Three real-life historical blackguards serve as Flint's biggest competition: barracuda Capt. Charles Vane (Zach McGowan), Vane's foppish quartermaster, Jack Rackham (Toby Schmitz), and Rackham's cross-dressing Irish lover, Anne Bonny (Clara Paget).
"I love how Black Sails marries fact with fiction," says action-movie director Michael Bay, who chose this as his first foray into producing for TV. "Being a pirate was grueling, but it was also a business, and the show gives an unvarnished account of how rogue entrepreneurs clawed their way to prosperity."
Flint is tracking the Urca de Lima, a Spanish galleon hauling millions in cargo. In the premiere episode, his opportunistic new cook, future Treasure Island villain John Silver (Luke Arnold), steals the Lima's schedule. "Silver is Flint's challenge," Arnold says. "He, too, uses brain more than brawn, is educated and can read. Silver tries not to have anyone killed but never feels guilty over someone else's hard time." This leads him to run afoul of Flint's honest and stand-up third in command, Billy Bones (Tom Hopper). "Billy is the least poisoned soul," Hopper reckons. "He knows the pirate world is full of treachery, cheating and lying, but he's the small minority who's compelled to tell the truth." Adds Jonathan E. Steinberg (who cocreated the series with Robert Levine), "Billy's the high school quarterback — a little straighter than everyone else."
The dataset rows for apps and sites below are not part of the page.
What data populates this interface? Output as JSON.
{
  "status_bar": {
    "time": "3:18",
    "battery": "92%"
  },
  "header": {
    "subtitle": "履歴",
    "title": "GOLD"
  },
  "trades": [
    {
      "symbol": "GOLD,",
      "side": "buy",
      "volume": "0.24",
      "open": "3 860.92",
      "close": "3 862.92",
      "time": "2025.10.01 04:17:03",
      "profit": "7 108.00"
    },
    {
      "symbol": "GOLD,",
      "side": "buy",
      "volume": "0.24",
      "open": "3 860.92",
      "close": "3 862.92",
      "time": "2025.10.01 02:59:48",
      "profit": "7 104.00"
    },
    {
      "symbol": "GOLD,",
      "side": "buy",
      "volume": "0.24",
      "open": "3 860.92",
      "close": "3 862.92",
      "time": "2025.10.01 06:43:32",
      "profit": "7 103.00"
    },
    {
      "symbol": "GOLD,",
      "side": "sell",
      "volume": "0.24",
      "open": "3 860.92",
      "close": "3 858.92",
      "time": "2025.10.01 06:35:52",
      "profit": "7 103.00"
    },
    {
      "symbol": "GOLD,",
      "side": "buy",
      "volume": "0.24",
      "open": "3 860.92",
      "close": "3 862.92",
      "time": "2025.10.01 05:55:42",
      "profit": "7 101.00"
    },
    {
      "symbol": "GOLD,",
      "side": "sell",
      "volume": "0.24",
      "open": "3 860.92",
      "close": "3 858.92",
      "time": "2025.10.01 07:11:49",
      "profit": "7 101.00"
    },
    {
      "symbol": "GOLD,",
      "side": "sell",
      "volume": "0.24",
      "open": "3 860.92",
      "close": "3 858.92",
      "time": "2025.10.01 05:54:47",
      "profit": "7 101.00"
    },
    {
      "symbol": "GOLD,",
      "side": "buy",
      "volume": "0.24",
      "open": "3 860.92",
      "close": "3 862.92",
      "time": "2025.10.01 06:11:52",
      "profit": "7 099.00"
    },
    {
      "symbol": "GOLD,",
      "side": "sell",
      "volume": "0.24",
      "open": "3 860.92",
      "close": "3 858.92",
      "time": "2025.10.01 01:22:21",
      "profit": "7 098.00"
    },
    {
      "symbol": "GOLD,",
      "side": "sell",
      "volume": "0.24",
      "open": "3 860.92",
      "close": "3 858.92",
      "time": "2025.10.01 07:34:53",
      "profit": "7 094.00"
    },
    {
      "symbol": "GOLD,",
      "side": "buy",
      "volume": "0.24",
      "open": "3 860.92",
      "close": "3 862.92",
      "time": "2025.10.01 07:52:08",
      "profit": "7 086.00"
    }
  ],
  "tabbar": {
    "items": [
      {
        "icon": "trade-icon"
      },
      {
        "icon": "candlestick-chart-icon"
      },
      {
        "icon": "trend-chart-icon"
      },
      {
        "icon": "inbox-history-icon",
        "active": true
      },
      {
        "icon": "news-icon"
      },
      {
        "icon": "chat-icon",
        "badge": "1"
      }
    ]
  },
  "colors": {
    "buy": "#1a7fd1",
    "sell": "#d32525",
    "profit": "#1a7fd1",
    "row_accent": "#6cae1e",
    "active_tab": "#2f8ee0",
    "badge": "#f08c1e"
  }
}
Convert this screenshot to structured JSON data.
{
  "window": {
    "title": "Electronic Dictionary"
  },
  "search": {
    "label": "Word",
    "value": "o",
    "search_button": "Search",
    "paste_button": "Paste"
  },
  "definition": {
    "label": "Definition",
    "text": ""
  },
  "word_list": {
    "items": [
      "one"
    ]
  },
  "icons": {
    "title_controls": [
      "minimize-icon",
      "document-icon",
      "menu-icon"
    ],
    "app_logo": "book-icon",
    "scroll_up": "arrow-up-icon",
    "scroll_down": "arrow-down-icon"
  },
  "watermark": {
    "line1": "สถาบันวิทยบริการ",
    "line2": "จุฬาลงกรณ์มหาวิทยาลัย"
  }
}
Flint's motives are ostensibly noble: He needs the Lima's plunder to help New Providence's business matron and Max's lover, Eleanor Guthrie (Hannah New), fortify the island against the attacking English and Spanish royal navies. But his methods aren't always aboveboard. He drubs to death an unruly crew member barehanded just to keep his plan on track. "That's all public relations," Stephens says. "Captains have to create terrifying personas or they're fresh meat."
Stephens's costar Mark Ryan (Flint's loyal-to-a-fault quartermaster, Gates), who has also worked as stunt coordinator, has a different reading. "I've choreographed sword fights where there are arms and legs flying off, but the savagery in that scene? Watching Toby do that was genuinely disturbing."
"Pulverizing someone's head isn't exactly something I enjoy," Stephens says. "But now as an actor I don't have to go around for the rest of the series posturing as some kind of strong macho man. My work there has already been done."
Black Sails premieres Saturday, Jan. 25 at 9/8c on Starz.